Norfolk (Nor'fok), an eastern county of England, bounded by the North Sea, Suffolk, Cambridgeshire, Lincolnshire, and the Wash. With an extreme length and breadth of 66 miles by 42, it has an area of 2119 sq. m. or 1,356,173 acres. Pop. (1801)273,371; (1831)390,000; (1881)444,637; (1901) 460,040. Its coast-line, upwards of 90 miles in length, is for the most part flat, and skirted by low dunes, except near Cromer, and again at Hunstanton, where cliffs, from time to time undermined by the sea, rise to a height of from 100 to 200 feet. Inland the surface is undulating, well timbered, and well watered, the principal rivers being the Ouse, Bure, Yare, and Waveney, which last three fall into the sea near Yarmouth, and in their course link together the numerous Broads (q.v.). The soil consists chiefly of light loams and sands-in places there are extensive rabbit-warrens, and with so much wood (over 50,000 acres) there is naturally an abundance of game. Agriculture has here been brought to the highest state of perfection ; upwards of 3400 acres are occupied as market-gardens and orchards; whilst great attention is paid to the rearing of turkeys and geese for the London markets, and on the rich marsh-lands in the extreme west of the county, as well as on the pastures bordering the various rivers, great quantities of cattle are grazed. Norfolk comprises 33 hundreds, the city of Norwich, the municipal boroughs of Lynn, Yarmouth, and Thetford, and 736 civil parishes with parts of 9 others, mostly in the diocese of Norwich. Its parliamentary divisions are six in number. Towns other than the foregoing are Dereham, Diss, Downham Market, North Walsham, Swaffham, and Wymondham. In the history of the county the most notable incidents have been the settlements within its borders of the Flemish refugees and Walloons in the reigns of Henry I., Edward III., and Queen Elizabeth ; and Ket's rebellion (1549). Venerable antiquities are the ruins of priories at Castle Acre, Thetford, and Walsingham, the castles of Norwich, Castle Rising, and Caistor, the earthworks at Bucken-hain, Caistor, and Thetford, and the old halls of Blickling, Holkham, Houghton, Oxburgh, and East Barsham. Among Norfolk 'worthies' (omitting those noticed under Norwich) are Sir John Fastolf, the Earl of Surrey, Sir Thomas Gresham, Skelton and Shadwell (poets-laureate), Sir Edward Coke, Spelman, L'Estrange, Sir Cloud-esley Shovel, Sir Robert Walpole and his son Horace, Tom Paine, Windham, Godwin, Lord Nelson, Porson, Manby, Sir Astley Cooper, Elizabeth Fry, Fowell Buxton, Lord Cranworth, Captain Marryat, Cattermole, Borrow, Bulwer Lytton, and Rider Haggard. See county histories by Blomefield (11 vols. 1805-10), Chambers (1829), Rye (1885), and White (new ed. 1890).

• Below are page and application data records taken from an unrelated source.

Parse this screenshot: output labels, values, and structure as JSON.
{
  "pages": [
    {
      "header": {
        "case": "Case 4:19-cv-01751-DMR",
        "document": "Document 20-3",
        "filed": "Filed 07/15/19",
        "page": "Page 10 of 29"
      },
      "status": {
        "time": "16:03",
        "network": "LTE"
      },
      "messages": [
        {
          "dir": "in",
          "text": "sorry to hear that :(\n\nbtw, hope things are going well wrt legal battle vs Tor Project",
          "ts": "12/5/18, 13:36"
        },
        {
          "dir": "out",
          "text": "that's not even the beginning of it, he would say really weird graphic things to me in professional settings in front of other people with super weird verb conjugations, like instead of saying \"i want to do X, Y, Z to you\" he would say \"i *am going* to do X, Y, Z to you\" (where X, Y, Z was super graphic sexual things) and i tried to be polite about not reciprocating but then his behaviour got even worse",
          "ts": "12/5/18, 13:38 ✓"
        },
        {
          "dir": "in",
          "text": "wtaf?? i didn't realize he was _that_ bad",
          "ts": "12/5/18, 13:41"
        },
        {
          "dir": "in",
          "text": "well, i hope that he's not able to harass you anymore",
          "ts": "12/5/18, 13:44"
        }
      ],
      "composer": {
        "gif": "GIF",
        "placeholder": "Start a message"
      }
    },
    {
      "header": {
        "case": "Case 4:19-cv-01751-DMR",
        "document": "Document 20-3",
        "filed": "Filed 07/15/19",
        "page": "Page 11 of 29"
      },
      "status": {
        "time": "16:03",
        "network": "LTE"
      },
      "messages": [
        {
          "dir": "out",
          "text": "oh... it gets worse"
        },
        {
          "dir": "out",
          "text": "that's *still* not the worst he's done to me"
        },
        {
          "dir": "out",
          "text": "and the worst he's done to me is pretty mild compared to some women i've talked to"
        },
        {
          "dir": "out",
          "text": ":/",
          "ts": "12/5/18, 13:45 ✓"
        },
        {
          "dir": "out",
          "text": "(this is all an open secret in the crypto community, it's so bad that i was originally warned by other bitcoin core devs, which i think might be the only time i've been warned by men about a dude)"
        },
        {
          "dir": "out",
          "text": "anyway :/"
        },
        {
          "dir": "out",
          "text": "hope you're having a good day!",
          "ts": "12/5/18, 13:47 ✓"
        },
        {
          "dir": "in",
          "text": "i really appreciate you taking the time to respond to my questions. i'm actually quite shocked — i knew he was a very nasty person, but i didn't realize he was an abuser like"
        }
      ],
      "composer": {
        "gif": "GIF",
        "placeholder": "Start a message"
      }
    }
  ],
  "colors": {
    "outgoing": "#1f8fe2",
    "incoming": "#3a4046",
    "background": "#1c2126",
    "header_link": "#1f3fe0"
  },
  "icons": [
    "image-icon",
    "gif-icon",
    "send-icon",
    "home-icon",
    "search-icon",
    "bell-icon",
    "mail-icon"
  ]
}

Norfolk, a city and port of entry of Virginia, on the right bank of the Elizabeth River, 8 miles from Hampton Roads, and 33 miles from the sea. Its large deep harbour is fortified. A government navy yard, dry-dock, and hospital are at Gosport, a naval suburb of Portsmouth, on the opposite bank of the river. Norfolk ships cotton, oysters, and early fruits and vegetables. Off here the turret-ship Monitor defeated the Confederate Merrimac, 9th March 1862. Pop. (1880) 21,966; (1900) 46,624.

Norfolk Island lies in the Western Pacific, about half-way between New Zealand and New Caledonia, 400 miles NNW. of the former. The coasts are high and steep, and the surface generally uneven, rising in Mount Pitt to 1050 feet. The island is 6 miles long, and has an area of 13 1/2 sq. m. The soil is fertile and well watered, and the climate healthy. The Norfolk Island Pine grows to a height of 200 feet. Norfolk Island was discovered by Cook in 1774. In 1788-1805, and again in 1826-55, it was a penal settlement for convicts sent from New South Wales. In 1856 many of the inhabitants of Pitcairn Island (q.v.) were transferred hither by the British government. In 1905 the pop. was 830. Norfolk Island is the headquarters of the diocese of Melanesia, founded in 1861. The people govern themselves, under the superintendence of the government of New South Wales; they fish, farm, and supply provisions to passing vessels.